### GIVEN RECORDS

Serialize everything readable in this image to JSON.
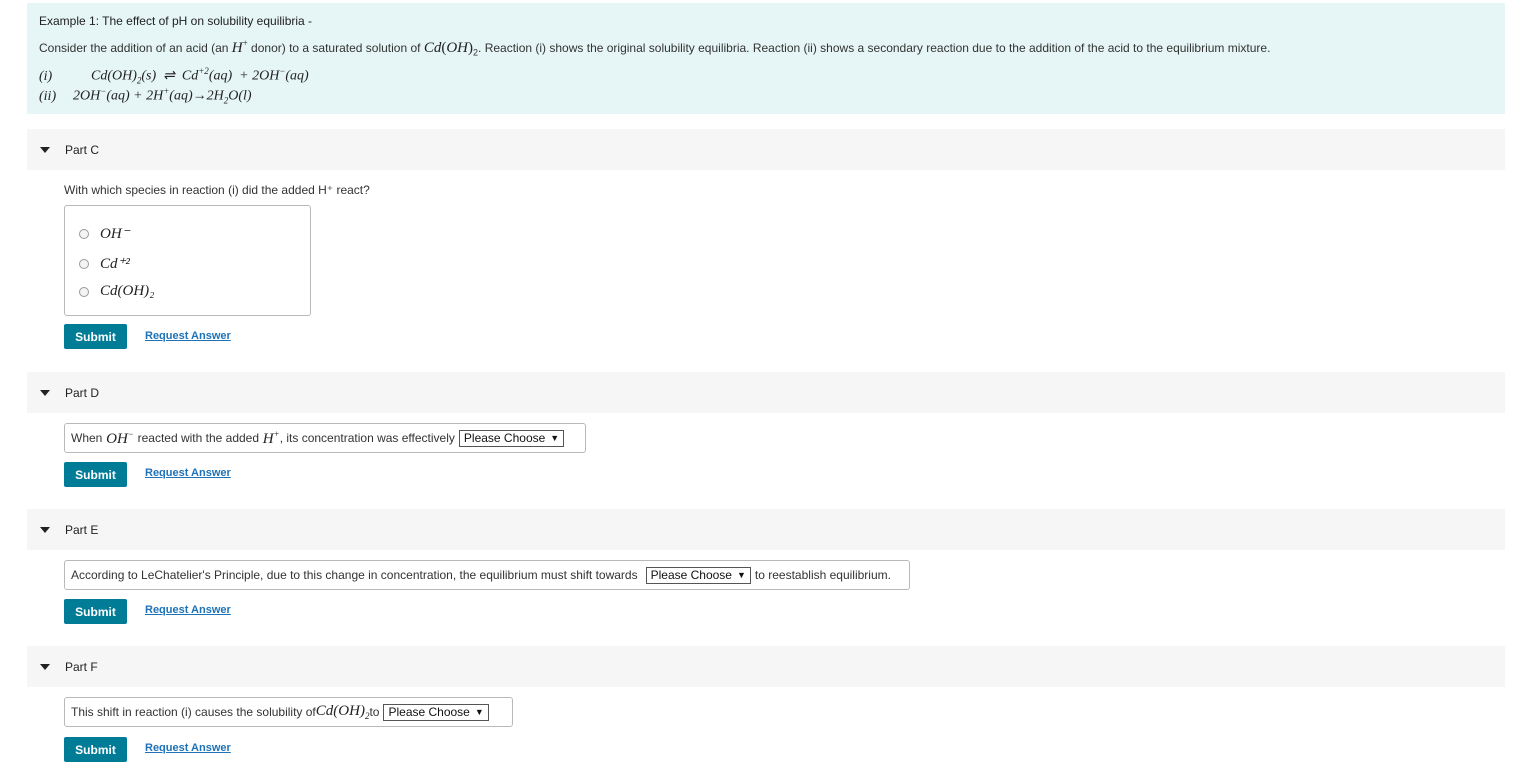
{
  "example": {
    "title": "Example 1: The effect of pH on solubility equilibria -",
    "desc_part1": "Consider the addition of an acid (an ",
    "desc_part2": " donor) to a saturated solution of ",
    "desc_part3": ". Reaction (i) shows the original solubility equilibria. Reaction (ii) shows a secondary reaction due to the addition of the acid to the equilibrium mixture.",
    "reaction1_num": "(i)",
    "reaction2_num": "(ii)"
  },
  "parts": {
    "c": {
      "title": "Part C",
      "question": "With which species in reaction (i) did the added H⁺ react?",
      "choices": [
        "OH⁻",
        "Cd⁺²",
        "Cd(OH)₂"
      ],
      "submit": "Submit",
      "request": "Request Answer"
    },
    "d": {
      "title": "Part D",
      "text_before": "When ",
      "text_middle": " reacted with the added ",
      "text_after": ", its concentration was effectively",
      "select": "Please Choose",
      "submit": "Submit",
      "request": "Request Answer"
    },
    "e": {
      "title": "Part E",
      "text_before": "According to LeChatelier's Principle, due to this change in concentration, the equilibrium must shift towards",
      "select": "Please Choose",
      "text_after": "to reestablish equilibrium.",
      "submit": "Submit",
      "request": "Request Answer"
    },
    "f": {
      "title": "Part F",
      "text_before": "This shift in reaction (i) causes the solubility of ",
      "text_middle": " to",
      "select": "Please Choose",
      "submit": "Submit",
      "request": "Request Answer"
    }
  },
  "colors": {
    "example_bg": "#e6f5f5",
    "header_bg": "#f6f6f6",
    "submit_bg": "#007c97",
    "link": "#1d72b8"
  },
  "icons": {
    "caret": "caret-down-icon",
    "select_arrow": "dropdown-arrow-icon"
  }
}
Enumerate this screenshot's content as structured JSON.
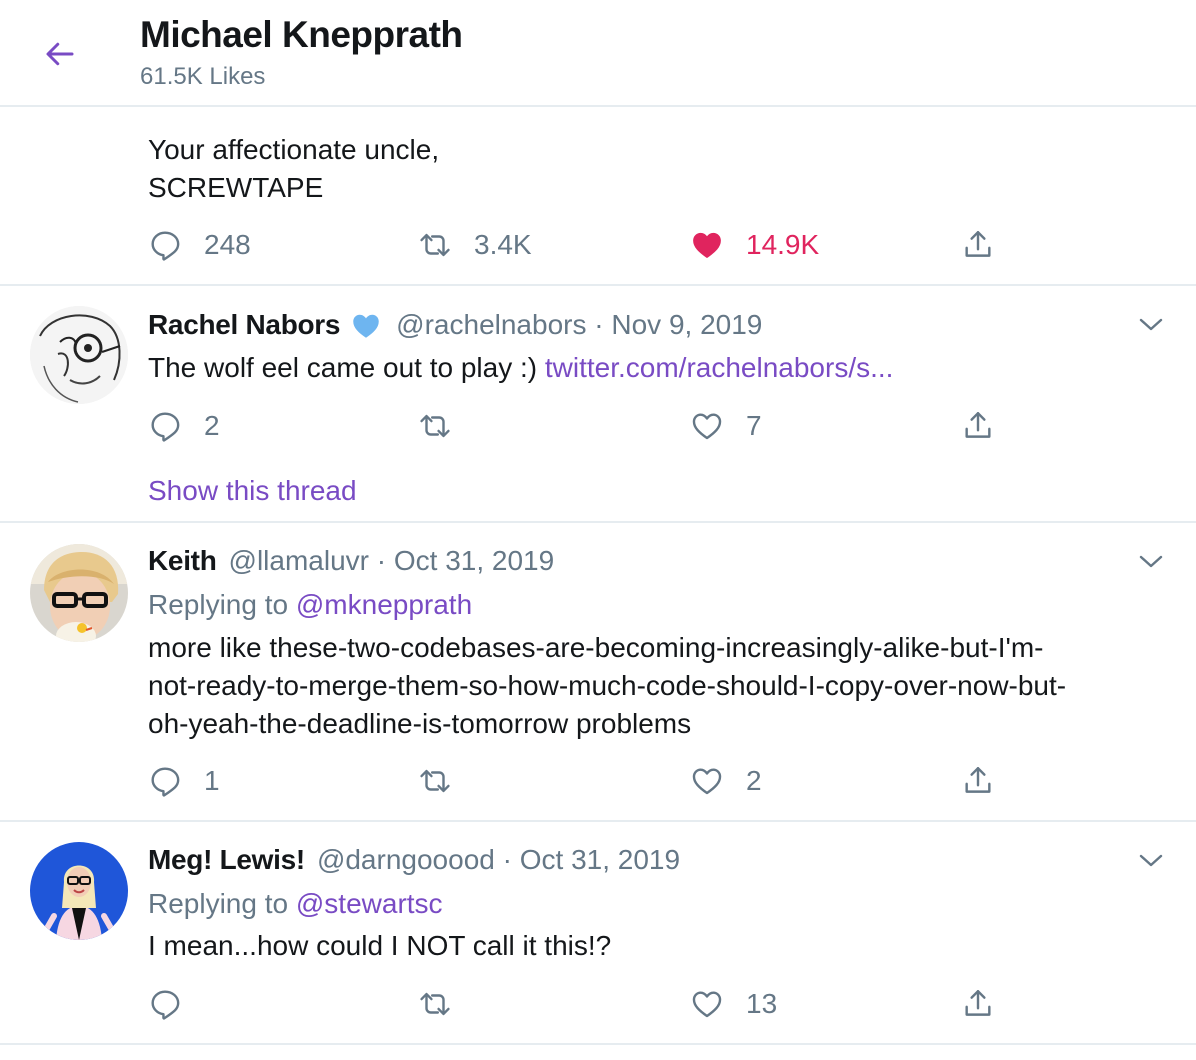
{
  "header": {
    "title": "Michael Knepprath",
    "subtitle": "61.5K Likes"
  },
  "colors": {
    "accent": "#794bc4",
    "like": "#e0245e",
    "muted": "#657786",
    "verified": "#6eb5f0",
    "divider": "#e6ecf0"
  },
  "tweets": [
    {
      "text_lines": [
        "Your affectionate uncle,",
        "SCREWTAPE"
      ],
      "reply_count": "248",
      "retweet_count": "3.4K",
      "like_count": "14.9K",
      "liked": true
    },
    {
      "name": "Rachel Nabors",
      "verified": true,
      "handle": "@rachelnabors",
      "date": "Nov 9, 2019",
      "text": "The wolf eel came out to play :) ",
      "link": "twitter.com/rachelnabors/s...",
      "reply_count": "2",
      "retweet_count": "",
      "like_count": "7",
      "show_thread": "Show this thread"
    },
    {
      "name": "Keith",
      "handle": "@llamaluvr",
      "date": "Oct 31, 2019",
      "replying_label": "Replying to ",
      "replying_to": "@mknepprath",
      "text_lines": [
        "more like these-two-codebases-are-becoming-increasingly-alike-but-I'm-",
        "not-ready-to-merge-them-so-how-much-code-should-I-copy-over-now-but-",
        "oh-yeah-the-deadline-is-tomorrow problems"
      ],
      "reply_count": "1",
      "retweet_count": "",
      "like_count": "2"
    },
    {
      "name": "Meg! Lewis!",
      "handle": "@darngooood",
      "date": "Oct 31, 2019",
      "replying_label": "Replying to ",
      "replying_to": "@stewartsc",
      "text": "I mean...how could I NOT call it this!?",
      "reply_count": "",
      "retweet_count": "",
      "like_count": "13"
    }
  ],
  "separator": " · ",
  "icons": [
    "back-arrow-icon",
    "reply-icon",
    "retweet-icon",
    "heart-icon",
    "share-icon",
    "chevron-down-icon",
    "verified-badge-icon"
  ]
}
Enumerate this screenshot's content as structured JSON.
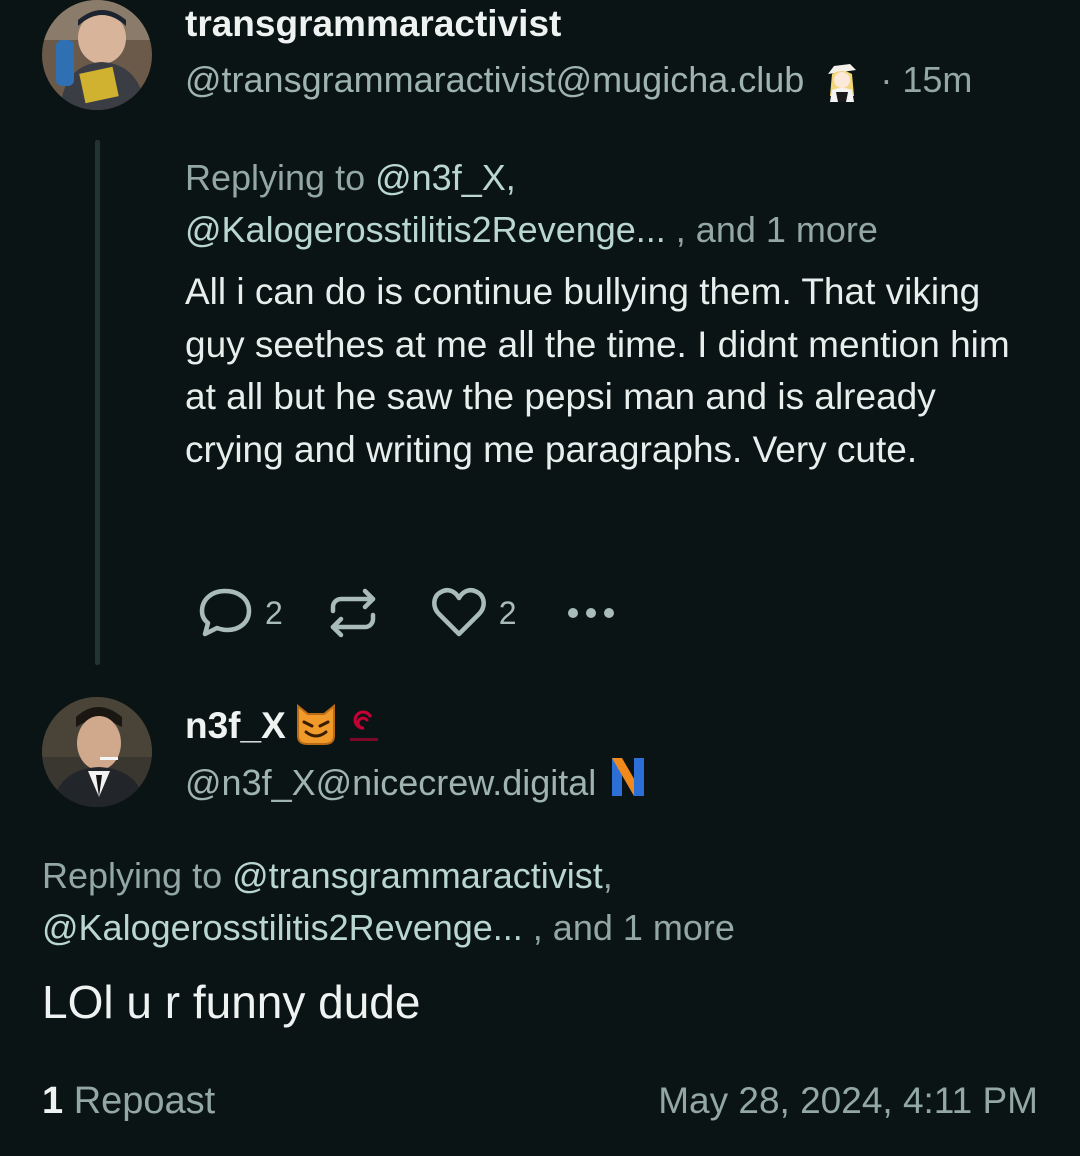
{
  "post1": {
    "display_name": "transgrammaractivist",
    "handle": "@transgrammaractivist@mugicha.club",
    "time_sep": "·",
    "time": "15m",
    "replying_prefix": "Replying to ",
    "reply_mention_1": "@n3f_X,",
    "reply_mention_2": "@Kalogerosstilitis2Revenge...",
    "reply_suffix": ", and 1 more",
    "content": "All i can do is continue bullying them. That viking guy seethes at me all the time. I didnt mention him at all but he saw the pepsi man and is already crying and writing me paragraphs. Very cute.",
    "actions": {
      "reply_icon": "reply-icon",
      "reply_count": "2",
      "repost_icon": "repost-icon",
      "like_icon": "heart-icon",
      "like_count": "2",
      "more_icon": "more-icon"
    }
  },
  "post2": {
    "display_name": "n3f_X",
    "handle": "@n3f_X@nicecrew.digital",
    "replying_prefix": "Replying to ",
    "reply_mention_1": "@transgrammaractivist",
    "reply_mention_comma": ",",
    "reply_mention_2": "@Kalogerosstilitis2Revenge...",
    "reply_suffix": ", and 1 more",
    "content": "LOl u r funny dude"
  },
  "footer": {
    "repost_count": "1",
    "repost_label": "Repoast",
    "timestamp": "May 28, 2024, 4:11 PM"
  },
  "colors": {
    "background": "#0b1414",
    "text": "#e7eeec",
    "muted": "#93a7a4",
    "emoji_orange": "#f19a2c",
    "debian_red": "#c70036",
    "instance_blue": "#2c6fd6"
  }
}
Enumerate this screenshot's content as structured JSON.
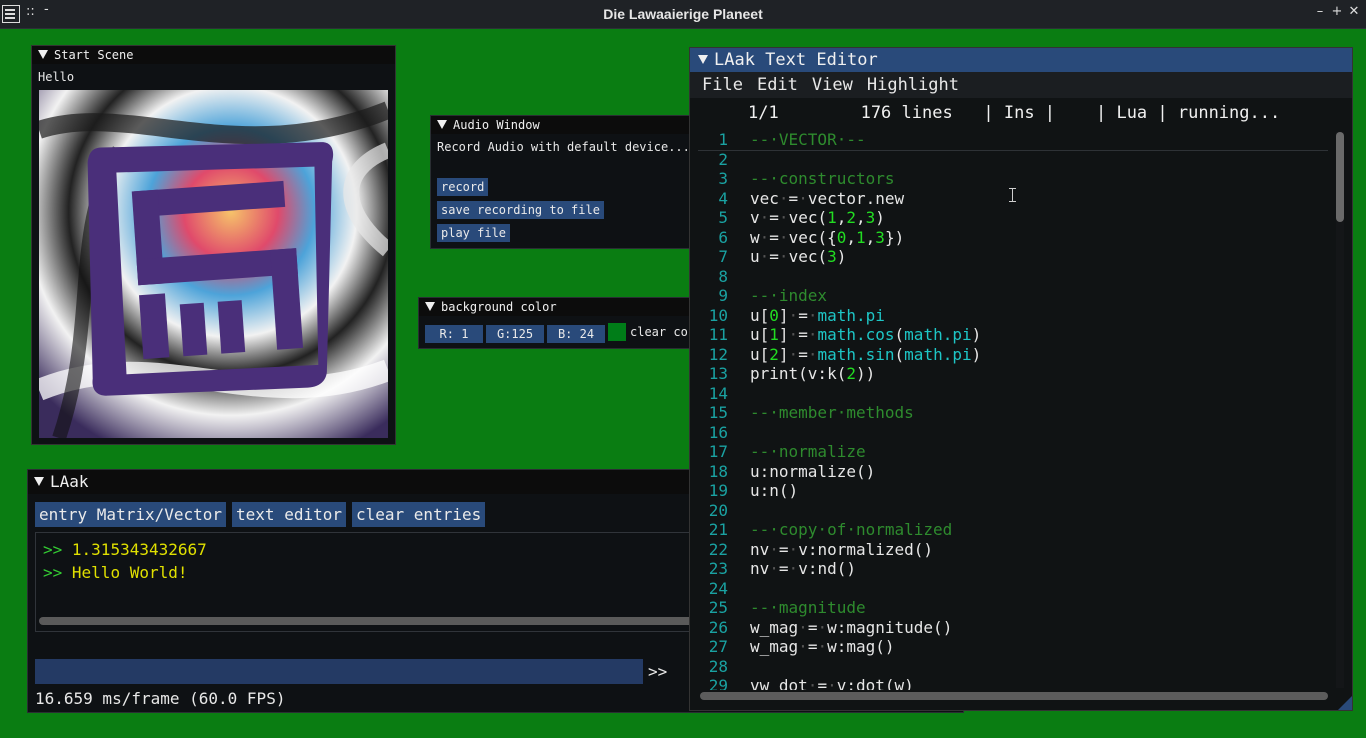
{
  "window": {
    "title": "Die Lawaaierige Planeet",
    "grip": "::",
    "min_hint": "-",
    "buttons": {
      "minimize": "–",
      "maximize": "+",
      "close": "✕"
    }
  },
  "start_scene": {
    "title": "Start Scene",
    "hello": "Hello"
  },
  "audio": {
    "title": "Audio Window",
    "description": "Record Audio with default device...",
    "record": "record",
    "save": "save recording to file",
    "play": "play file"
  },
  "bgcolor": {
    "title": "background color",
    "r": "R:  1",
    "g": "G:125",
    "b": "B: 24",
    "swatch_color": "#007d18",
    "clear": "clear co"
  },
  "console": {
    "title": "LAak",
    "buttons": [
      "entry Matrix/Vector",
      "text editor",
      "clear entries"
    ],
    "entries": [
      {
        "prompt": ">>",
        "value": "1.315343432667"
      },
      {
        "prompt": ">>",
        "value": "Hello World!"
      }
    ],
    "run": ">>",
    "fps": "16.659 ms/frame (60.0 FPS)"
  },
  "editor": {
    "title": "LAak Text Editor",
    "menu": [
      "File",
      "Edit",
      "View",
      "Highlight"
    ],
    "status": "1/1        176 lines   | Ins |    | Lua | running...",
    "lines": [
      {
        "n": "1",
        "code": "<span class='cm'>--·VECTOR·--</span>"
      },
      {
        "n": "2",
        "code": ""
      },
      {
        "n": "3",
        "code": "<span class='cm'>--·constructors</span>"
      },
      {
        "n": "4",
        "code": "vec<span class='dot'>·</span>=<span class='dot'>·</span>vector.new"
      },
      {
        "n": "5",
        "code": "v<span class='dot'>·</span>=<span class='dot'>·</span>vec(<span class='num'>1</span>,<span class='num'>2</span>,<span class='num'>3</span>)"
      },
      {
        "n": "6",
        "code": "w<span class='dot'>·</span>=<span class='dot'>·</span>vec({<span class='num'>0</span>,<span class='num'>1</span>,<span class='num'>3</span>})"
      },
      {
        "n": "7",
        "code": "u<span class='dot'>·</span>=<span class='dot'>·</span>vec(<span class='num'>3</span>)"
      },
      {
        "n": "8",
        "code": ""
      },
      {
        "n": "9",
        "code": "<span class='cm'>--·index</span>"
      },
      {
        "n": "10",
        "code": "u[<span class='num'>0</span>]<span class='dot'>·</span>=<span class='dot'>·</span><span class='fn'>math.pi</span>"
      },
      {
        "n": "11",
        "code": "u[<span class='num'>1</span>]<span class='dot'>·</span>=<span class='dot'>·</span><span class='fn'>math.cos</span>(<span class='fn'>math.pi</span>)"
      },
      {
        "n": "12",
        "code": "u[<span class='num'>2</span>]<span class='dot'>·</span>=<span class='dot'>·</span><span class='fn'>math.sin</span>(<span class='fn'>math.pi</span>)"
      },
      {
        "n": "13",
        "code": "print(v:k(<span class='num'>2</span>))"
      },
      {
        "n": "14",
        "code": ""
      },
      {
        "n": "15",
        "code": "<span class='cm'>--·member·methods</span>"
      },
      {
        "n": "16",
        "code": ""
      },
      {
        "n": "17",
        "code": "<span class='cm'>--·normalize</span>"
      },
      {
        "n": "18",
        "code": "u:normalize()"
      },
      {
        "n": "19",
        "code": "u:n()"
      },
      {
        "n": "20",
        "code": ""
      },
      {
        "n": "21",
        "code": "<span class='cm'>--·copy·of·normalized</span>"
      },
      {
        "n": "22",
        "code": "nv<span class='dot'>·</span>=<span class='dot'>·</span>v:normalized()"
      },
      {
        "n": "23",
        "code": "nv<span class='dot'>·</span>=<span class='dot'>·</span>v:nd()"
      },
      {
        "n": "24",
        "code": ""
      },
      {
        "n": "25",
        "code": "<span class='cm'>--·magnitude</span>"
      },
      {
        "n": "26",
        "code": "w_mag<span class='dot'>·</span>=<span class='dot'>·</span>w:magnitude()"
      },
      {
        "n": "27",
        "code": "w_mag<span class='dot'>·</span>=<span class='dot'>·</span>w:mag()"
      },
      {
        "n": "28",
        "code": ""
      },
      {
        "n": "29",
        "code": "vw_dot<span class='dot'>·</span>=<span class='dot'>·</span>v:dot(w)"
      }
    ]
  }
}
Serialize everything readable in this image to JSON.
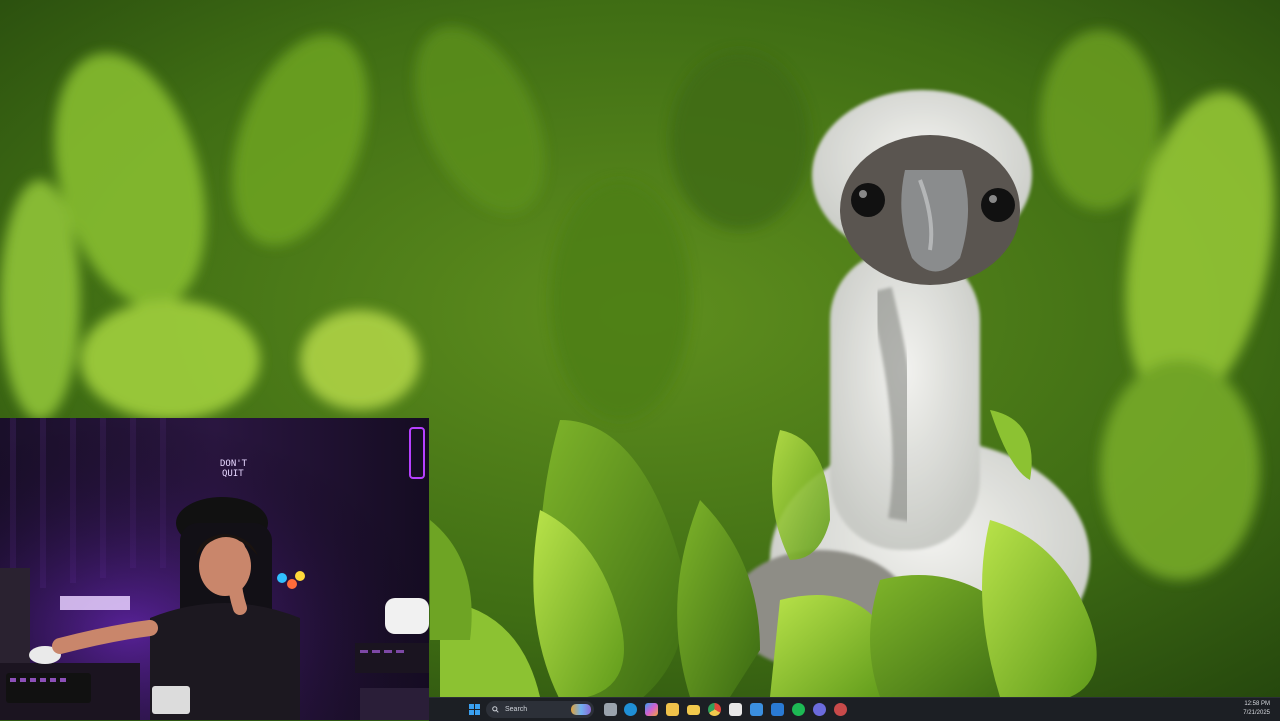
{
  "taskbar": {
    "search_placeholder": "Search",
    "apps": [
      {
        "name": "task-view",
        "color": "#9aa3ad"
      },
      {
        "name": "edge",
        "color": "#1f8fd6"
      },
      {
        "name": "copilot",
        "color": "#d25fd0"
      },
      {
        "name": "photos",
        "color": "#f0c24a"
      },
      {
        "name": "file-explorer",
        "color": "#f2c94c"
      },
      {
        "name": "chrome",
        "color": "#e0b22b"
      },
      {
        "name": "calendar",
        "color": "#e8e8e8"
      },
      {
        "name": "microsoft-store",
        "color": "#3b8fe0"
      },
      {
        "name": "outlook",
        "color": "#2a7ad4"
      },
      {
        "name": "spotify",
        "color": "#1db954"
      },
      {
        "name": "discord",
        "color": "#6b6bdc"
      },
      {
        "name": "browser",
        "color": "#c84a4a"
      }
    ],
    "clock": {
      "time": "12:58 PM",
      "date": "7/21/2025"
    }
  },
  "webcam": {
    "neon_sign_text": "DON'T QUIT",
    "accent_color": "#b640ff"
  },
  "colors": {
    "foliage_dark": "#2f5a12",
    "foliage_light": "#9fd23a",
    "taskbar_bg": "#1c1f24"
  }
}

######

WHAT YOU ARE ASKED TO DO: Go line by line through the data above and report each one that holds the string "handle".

EXPECTED OUTPUT:
      "handle": "@rachelnabors",
      "handle": "@llamaluvr",
      "handle": "@darngooood",
    "handle": "@transgrammaractivist@mugicha.club",
    "handle": "@n3f_X@nicecrew.digital",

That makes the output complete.